Simone Biles was expected to win the women’s all-around gymnastics gold medal at this summer’s Olympics.
But after a rough opening performance, she dropped out of the competition for mental health reasons. She said the stress of the competition led to the “twisties,” a dangerous phenomenon where gymnasts lose their sense of direction in the air and cannot safely land.
She feared she would let down her teammates, or worse, seriously injure herself. So she removed herself from the competition.
So...how is this related to fundraising?
We all know what happens when we experience burnout after operating at a constant state of high pressure: we can’t perform at our best. We start to resent the work we used to love. We doubt we can reach our goals because the finish line is always out of reach.
Much like Simone, we can’t tell which way is up or down. We fear letting down our team and the organization that is counting on us to raise this money. And of course, this stress takes a toll on our mental health, affecting our work performance and our lives outside of work.

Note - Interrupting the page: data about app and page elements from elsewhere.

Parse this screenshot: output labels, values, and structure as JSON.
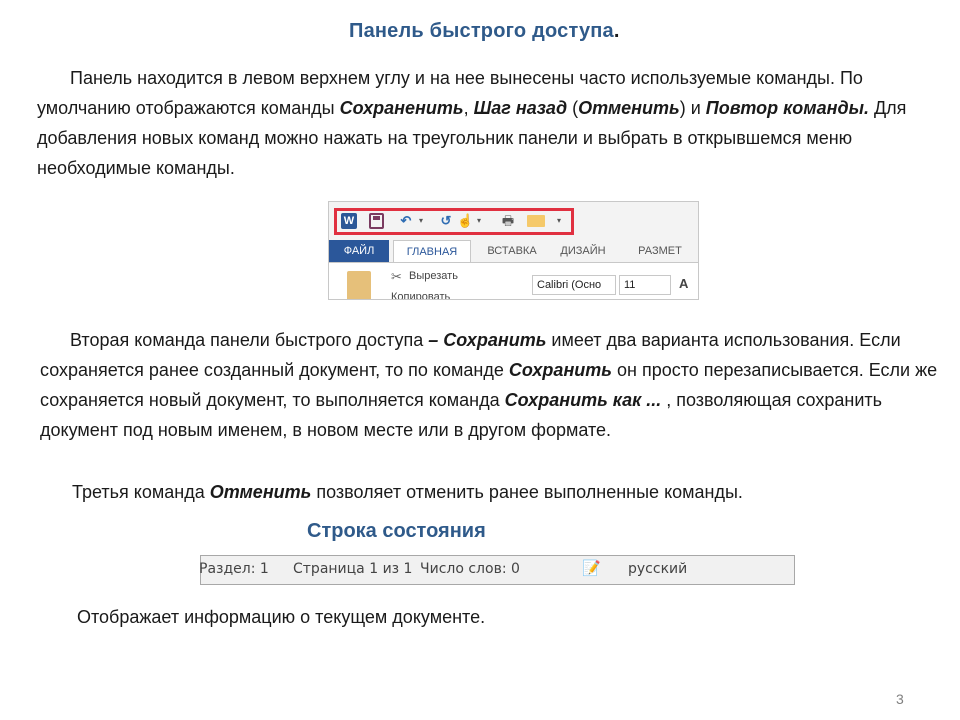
{
  "title": "Панель быстрого доступа",
  "title_end": ".",
  "paragraph1": {
    "t1": "Панель находится в левом верхнем углу и на нее вынесены часто используемые команды. По умолчанию отображаются команды ",
    "b1": "Сохраненить",
    "t2": ", ",
    "b2": "Шаг назад",
    "t3": " (",
    "b3": "Отменить",
    "t4": ") и ",
    "b4": "Повтор команды.",
    "t5": " Для добавления новых команд можно нажать на треугольник панели и выбрать в открывшемся меню необходимые команды."
  },
  "ribbon": {
    "icons": [
      "word-logo-icon",
      "save-icon",
      "undo-icon",
      "dropdown-arrow-icon",
      "redo-icon",
      "touch-mode-icon",
      "dropdown-arrow-icon",
      "print-preview-icon",
      "open-folder-icon",
      "customize-qat-icon"
    ],
    "word_glyph": "W",
    "undo_glyph": "↶",
    "redo_glyph": "↺",
    "touch_glyph": "☝",
    "print_glyph": "🖶",
    "arrow_glyph": "▾",
    "highlight_color": "#e03040",
    "tabs": [
      "ФАЙЛ",
      "ГЛАВНАЯ",
      "ВСТАВКА",
      "ДИЗАЙН",
      "РАЗМЕТ"
    ],
    "cut_glyph": "✂",
    "cut_label": "Вырезать",
    "copy_label": "Копировать",
    "font_name": "Calibri (Осно",
    "font_size": "11",
    "grow_label": "A"
  },
  "paragraph2": {
    "t1": "Вторая команда панели быстрого доступа ",
    "b1": "– Сохранить",
    "t2": " имеет два варианта использования. Если сохраняется ранее созданный документ, то по команде ",
    "b2": "Сохранить",
    "t3": " он просто перезаписывается. Если же сохраняется новый документ, то выполняется команда ",
    "b3": "Сохранить как ...",
    "t4": " , позволяющая сохранить документ под новым именем, в новом месте или в другом формате."
  },
  "paragraph3": {
    "t1": "Третья команда ",
    "b1": "Отменить",
    "t2": " позволяет отменить ранее выполненные команды."
  },
  "status_title": "Строка состояния",
  "statusbar": {
    "section": "Раздел: 1",
    "page": "Страница 1 из 1",
    "words": "Число слов: 0",
    "proofing_icon": "📝",
    "language": "русский"
  },
  "paragraph4": "Отображает информацию о текущем документе.",
  "page_number": "3"
}
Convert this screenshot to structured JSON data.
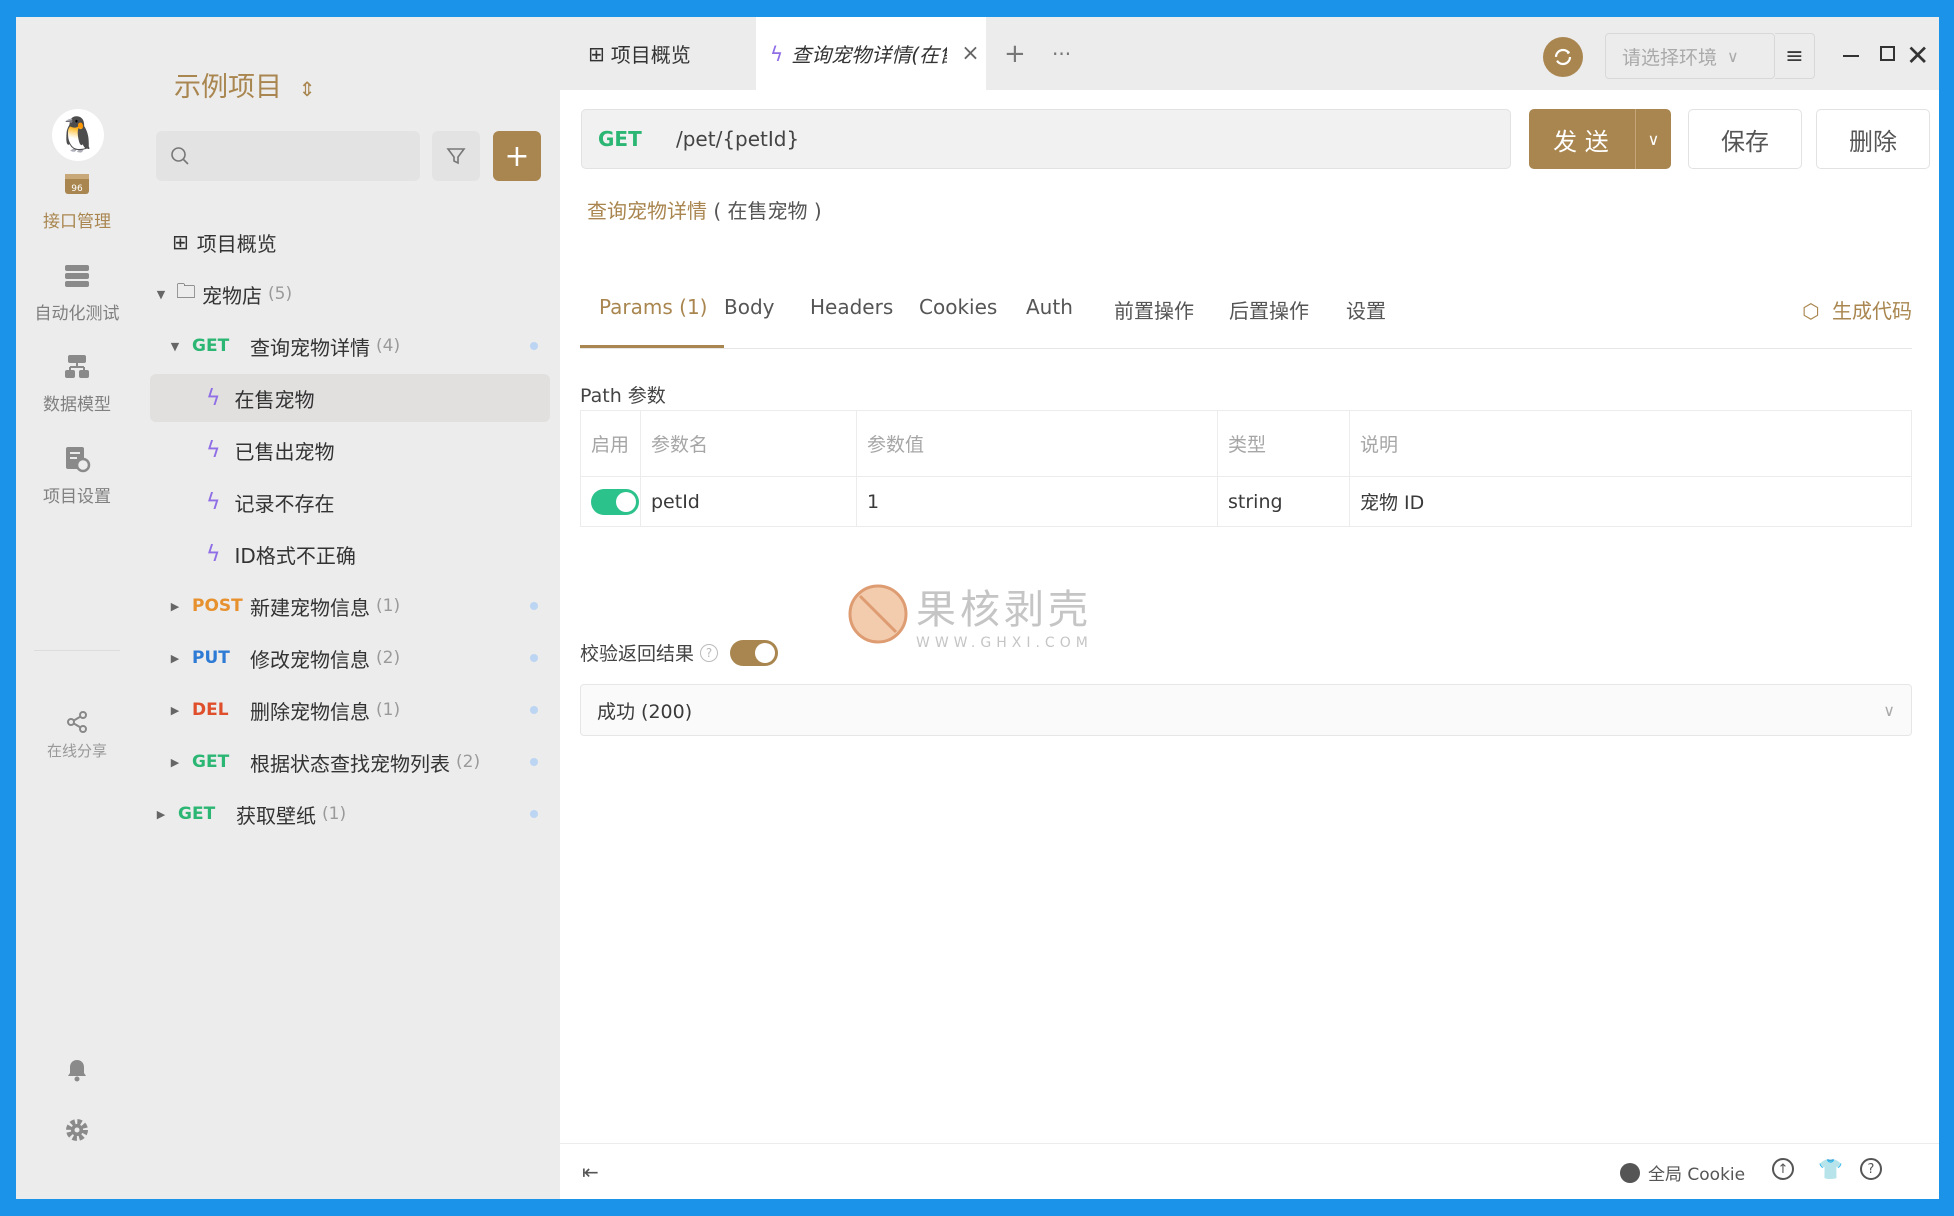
{
  "rail": {
    "items": [
      {
        "label": "接口管理",
        "icon": "api-manage-icon"
      },
      {
        "label": "自动化测试",
        "icon": "automation-icon"
      },
      {
        "label": "数据模型",
        "icon": "data-model-icon"
      },
      {
        "label": "项目设置",
        "icon": "project-settings-icon"
      },
      {
        "label": "在线分享",
        "icon": "share-icon"
      }
    ]
  },
  "sidebar": {
    "project_title": "示例项目",
    "tree": [
      {
        "label": "项目概览"
      },
      {
        "label": "宠物店",
        "count": "(5)"
      },
      {
        "method": "GET",
        "label": "查询宠物详情",
        "count": "(4)"
      },
      {
        "label": "在售宠物"
      },
      {
        "label": "已售出宠物"
      },
      {
        "label": "记录不存在"
      },
      {
        "label": "ID格式不正确"
      },
      {
        "method": "POST",
        "label": "新建宠物信息",
        "count": "(1)"
      },
      {
        "method": "PUT",
        "label": "修改宠物信息",
        "count": "(2)"
      },
      {
        "method": "DEL",
        "label": "删除宠物信息",
        "count": "(1)"
      },
      {
        "method": "GET",
        "label": "根据状态查找宠物列表",
        "count": "(2)"
      },
      {
        "method": "GET",
        "label": "获取壁纸",
        "count": "(1)"
      }
    ]
  },
  "tabs": {
    "overview": "项目概览",
    "active": "查询宠物详情(在售宠",
    "add": "+",
    "more": "···"
  },
  "env": {
    "placeholder": "请选择环境"
  },
  "request": {
    "method": "GET",
    "url": "/pet/{petId}",
    "send": "发 送",
    "save": "保存",
    "delete": "删除",
    "name": "查询宠物详情",
    "case": "( 在售宠物 )"
  },
  "param_tabs": [
    "Params (1)",
    "Body",
    "Headers",
    "Cookies",
    "Auth",
    "前置操作",
    "后置操作",
    "设置"
  ],
  "gen_code": "生成代码",
  "path_params": {
    "title": "Path 参数",
    "headers": [
      "启用",
      "参数名",
      "参数值",
      "类型",
      "说明"
    ],
    "rows": [
      {
        "name": "petId",
        "value": "1",
        "type": "string",
        "desc": "宠物 ID",
        "enabled": true
      }
    ]
  },
  "validate": {
    "label": "校验返回结果",
    "enabled": true,
    "selected": "成功 (200)"
  },
  "watermark": {
    "title": "果核剥壳",
    "url": "WWW.GHXI.COM"
  },
  "status_bar": {
    "cookie": "全局 Cookie"
  },
  "colors": {
    "brand": "#a9864f",
    "get": "#2bb673",
    "post": "#e7912e",
    "put": "#2e7bd6",
    "del": "#e04f2b",
    "accent_bolt": "#8f6ee6"
  }
}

When we’re operating without a clear path forward, our work and mental health suffers. This is why fundraising planning is so important: it helps us see clearly what our top priorities are and ensure the path to achieving those goals is manageable.
There are so many benefits of planning out your year in advance:
- You’ll gain confidence from your board and staff. People will see you as a leader who thinks ahead and has a plan in place to achieve their goals.
- You can stave off burnout before you encounter it by ensuring you’re not overloading your staff or yourself. When you see the entire year mapped out, you can prioritize what’s most important and set a realistic goal.
- You give yourself a way to say “no.” “It’s not in the plan this year.” When your time is responsibly allotted to achieve your organization’s goals, it’s easier to decline work that does not align with your plan. (If it’s hard for you to say no, you won’t want to miss today’s freebie, which shares some concrete strategies to set boundaries in the nonprofit space!)
Fundraising planning is not just a best practice: it’s an act of self-care.
Yes, even with a plan in place, you may still have weeks when you’re running around and working late and don’t have time to make it to the gym or do a face mask or yoga.
But when you’re operating under a plan, you’re setting yourself up for success. You’re in a position to be proactive and stand up for yourself and your team when work arises that isn’t a part of your plan.
If you’ve been thinking about ways to prioritize your mental health and work smarter, you won’t want to miss my upcoming master class: How to Raise More, Save Time & Stay Sane. Grab your seat today!
We all know the importance of setting boundaries. Setting boundaries can also be difficult. Trust me, as a recovering people-pleaser, I get it. That’s why in today’s freebie I’m sharing 5 ways to set boundaries in your nonprofit. You don’t want to miss it.